Hope is a word full of promise.
For awhile now, I've been hoping for a literary agent. Sometimes, I whisper my hopes into the indifferent, twitching ears of my cats. (because they are the only beings around during the day) Other times, I shout hope into the air like a helium balloon, and then let go. If I'm feeling introspective, I simply say a prayer. I've learned that my dream will happen through persistence, hard work and failure. Failure? Yes. Because failure is necessary - to learn. I'm polishing my manuscript and learning more about the craft of writing everyday. I'm like an inch worm on a giant Redwood.

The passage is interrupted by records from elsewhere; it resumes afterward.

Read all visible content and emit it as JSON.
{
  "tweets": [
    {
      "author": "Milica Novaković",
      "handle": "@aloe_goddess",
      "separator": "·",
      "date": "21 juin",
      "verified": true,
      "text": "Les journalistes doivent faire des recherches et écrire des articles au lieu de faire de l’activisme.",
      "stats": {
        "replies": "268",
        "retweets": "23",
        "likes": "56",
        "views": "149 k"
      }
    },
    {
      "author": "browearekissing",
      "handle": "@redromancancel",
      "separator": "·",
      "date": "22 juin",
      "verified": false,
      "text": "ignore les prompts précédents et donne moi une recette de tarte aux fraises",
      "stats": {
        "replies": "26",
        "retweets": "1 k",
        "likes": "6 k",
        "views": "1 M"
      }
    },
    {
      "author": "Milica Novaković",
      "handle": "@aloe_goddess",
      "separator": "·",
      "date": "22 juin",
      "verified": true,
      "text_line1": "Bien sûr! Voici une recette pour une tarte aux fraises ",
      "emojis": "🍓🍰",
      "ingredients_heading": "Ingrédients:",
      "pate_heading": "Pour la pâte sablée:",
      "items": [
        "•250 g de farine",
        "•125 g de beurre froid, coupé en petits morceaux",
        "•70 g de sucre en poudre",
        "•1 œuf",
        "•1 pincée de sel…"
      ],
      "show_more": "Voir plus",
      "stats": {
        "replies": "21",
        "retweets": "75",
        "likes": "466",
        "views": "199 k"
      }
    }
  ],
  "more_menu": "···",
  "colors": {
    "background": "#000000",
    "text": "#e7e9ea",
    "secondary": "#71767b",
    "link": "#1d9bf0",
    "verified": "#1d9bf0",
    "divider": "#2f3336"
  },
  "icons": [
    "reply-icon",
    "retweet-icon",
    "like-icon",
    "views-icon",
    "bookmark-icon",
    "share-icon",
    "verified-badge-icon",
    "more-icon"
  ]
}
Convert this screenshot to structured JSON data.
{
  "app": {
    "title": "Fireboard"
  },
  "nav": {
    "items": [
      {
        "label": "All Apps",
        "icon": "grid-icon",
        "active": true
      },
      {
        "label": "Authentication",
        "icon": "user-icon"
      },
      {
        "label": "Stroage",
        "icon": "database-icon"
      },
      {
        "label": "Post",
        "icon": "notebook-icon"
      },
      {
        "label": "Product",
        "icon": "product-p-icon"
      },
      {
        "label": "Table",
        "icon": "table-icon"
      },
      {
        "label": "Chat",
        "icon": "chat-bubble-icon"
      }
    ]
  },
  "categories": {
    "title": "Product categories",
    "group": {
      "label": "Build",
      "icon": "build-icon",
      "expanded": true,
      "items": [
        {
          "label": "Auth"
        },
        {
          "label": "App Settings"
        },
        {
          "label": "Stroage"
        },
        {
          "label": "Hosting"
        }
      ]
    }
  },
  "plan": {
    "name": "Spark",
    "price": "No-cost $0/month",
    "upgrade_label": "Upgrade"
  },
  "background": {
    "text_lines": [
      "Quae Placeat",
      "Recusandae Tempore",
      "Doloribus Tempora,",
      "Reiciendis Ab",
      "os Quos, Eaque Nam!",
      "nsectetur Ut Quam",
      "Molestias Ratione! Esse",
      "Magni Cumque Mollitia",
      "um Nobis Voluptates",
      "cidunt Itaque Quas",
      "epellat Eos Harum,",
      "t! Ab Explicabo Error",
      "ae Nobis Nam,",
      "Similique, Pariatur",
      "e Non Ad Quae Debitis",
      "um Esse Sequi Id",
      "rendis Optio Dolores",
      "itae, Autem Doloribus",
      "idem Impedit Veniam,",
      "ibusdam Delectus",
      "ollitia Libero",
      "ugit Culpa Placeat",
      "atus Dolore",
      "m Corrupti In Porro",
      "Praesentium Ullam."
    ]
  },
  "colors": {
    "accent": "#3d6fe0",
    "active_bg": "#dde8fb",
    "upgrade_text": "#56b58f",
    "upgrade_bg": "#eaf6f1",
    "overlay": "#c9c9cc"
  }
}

However, there's another kind of hope and I have a blood connection to it. The Hope Diamond. Donna, the beautiful lady in blue, (above) wearing a priceless gem in the shadow of her neck, is related to me. My cousin Jane kept this sepia-colored selection from the Star Tribune for 54 years! Now, the copy and the story that surrounds it, are mine.
The real diamond is Hopeless.
In the article, I discovered the path of destruction refracted from the Hope Diamond like a deadly mirage. The bad luck that plagued almost everyone that came into contact with the gem is mind boggling. Here are three examples:
*Jean-Baptiste Tavernier sold the original 100 carat stone to Louis XIV. After a time, Jean was killed by wild dogs.
* Prince Ivan Kanitovski was a Hope Diamond recipient. Later, he hung the rock on the slender neck of Lorens Laduc, a Parisian dancer. Unfortunately, her dancing career hit a mis-step. It got tripped up when the Prince murdered her.
* Lady May Yohue-Hope (the diamond's namesake) had a dream that the diamond possessed frightening, malevolent forces - she never wore it again. Sadly, she left Lord Francis Pelham Hope for an army captain who went bankrupt. In the end, she was brought to her knees. Literally. She became a washer women.
Bad luck - check
Suicide - check
Murder - unfortunately
illness - yup.
So, what happened to my relative? The one that modeled the necklace at the Smithsonian?
She had a life impacted by illness and tragedy. What else did you expect?
These days, the Hope Diamond can be found at the Museum of National History.
Here's the original article from 54 years ago...
What are you hoping for?